1/12/2017Oregon Appeals Court Rejects DUI In A Wheelchair
The disabled are pedestrians not subject to drunk driving charges when they cross the street in a wheelchair according to Oregon court.
As one of its last acts in 2016, Oregon's Court of Appeals decided to limit the trend of expanding the coverage of driving under the influence of alcohol (DUI) charges. A three-judge panel ruled that the stiff punishment meant for those endangering the lives of others while behind the wheel of a two-ton machine should, in most cases, not apply to a man confined to a motorized wheelchair.
Oregon Attorney General Ellen F. Rosenblum wanted to throw the book at James Richard Greene, who used his wheelchair to cross the road in Lincoln County on October 16, 2012. Having had a bit too much to drink, Greene's wheelchair hit a truck, injuring Greene. The incident drew the attention of local police, who decided to charge the disabled man with DUI because he was in a motorized vehicle.
Greene could only afford to have a public defender appear on his behalf and argue that he was no different from a pedestrian while in that crosswalk, not a motorist. The public defender cited the Oregon Code section where people "confined in a wheelchair" are listed in the definition of pedestrian. The state countered that the DUI statue is so broad that it could apply to just about anything, even vehicles that are not motorized. Since 1986, Oregon has been applying its DUI statute to bicyclists, for example. That precedent creates a problem for those in wheelchairs, since an Oregon statute meant to open access to bicycle lanes also subjects them to DUI charges.

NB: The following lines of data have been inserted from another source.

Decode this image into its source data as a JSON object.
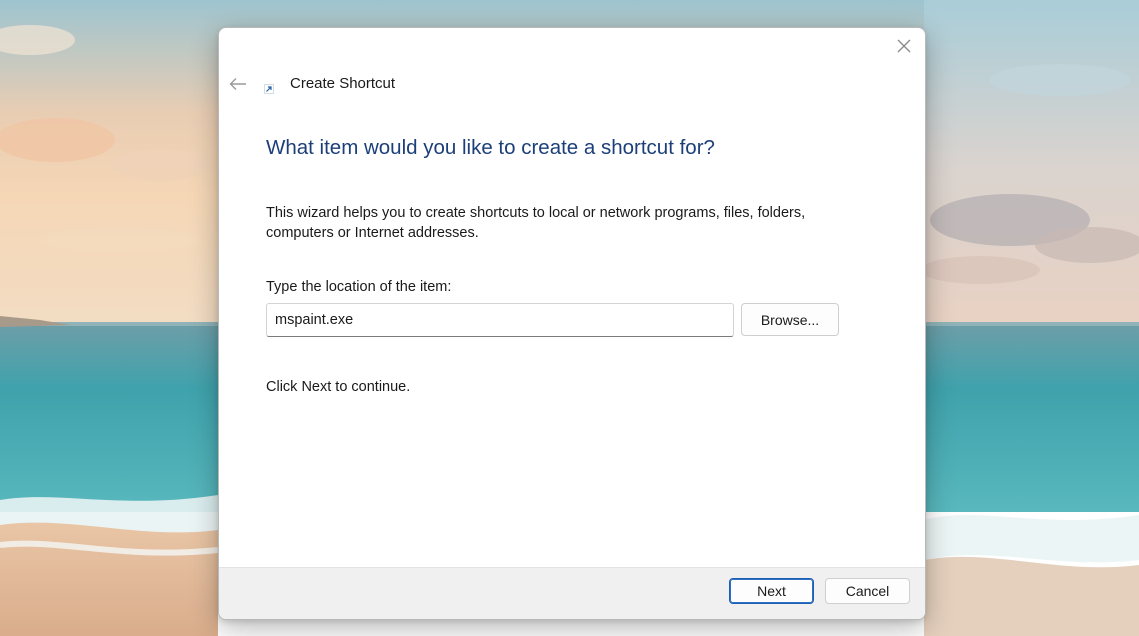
{
  "window": {
    "title": "Create Shortcut",
    "close_icon": "close-icon",
    "back_icon": "back-arrow-icon",
    "app_icon": "shortcut-arrow-icon"
  },
  "content": {
    "heading": "What item would you like to create a shortcut for?",
    "description": "This wizard helps you to create shortcuts to local or network programs, files, folders, computers or Internet addresses.",
    "location_label": "Type the location of the item:",
    "location_value": "mspaint.exe",
    "browse_label": "Browse...",
    "continue_text": "Click Next to continue."
  },
  "footer": {
    "next_label": "Next",
    "cancel_label": "Cancel"
  },
  "colors": {
    "heading": "#1c3f7a",
    "default_button_border": "#1f5fb0",
    "footer_bg": "#f0f0f0"
  }
}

"Every person riding a motorized wheelchair on a bicycle lane or path is subject to the provisions applicable to and has the same rights and duties as the driver of a bicycle when operating on a bicycle lane or path," Oregon Revised Statutes Section 814.500 states.
The appellate panel, however, listened to tapes of the committee hearings in which the law was debated. The judges realized the intention of lawmakers was to open access to the lanes for the disabled, not to treat them like automobiles.
"In the end, we are persuaded that the dichotomy that pervades the vehicle code between pedestrians and operators of vehicles decisively evinces a legislative intention not to subject people in motorized wheelchairs to the DUII statutes when they are traveling as pedestrians in crosswalks," Judge Rex Armstrong wrote for the court. "We conclude that a person using a motorized wheelchair under circumstances in which the person is a pedestrian for purposes of the vehicle code is not subject to the DUII statutes."
The case does leave open the possibility that the disabled can be given a DUI for operating a wheelchair in a bicycle lane while drunk. A copy of the decision is available in a 60k PDF file at the source link below.